* Task description
Find the lines below that include the word "Users" and report how many there are, with no other text.

* Provided entries
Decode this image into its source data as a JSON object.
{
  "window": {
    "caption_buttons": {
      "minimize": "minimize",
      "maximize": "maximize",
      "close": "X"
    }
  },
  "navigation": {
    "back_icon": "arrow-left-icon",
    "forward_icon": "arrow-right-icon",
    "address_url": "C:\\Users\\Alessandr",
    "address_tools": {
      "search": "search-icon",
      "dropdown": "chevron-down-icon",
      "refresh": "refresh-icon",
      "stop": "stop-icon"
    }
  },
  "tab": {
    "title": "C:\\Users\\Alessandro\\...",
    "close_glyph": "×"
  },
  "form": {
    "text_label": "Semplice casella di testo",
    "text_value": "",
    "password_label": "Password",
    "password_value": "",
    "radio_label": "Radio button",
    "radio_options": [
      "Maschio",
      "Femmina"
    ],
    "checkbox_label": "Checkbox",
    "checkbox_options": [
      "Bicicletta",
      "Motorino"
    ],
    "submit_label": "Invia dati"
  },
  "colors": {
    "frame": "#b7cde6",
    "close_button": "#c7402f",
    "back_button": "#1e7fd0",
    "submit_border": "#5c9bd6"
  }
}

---

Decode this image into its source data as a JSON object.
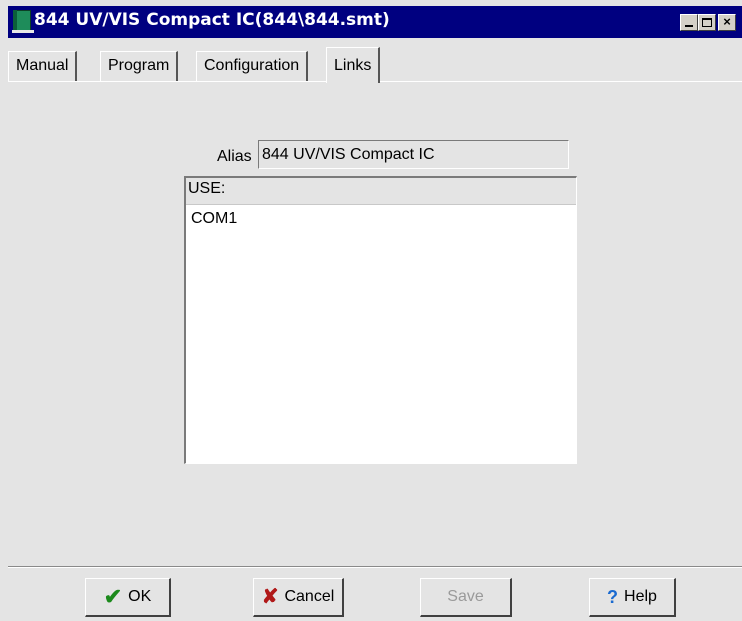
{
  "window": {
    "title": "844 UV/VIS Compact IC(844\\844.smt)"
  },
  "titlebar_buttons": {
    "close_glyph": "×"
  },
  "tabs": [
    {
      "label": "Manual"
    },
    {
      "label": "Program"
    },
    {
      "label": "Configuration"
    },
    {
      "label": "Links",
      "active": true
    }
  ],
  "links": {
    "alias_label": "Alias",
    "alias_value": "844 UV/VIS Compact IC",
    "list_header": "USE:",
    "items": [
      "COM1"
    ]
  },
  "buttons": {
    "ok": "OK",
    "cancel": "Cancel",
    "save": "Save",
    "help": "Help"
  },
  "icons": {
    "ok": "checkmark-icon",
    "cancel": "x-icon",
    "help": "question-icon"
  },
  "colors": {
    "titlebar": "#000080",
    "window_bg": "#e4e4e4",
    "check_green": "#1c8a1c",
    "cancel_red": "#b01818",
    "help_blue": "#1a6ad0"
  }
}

* Answer section
2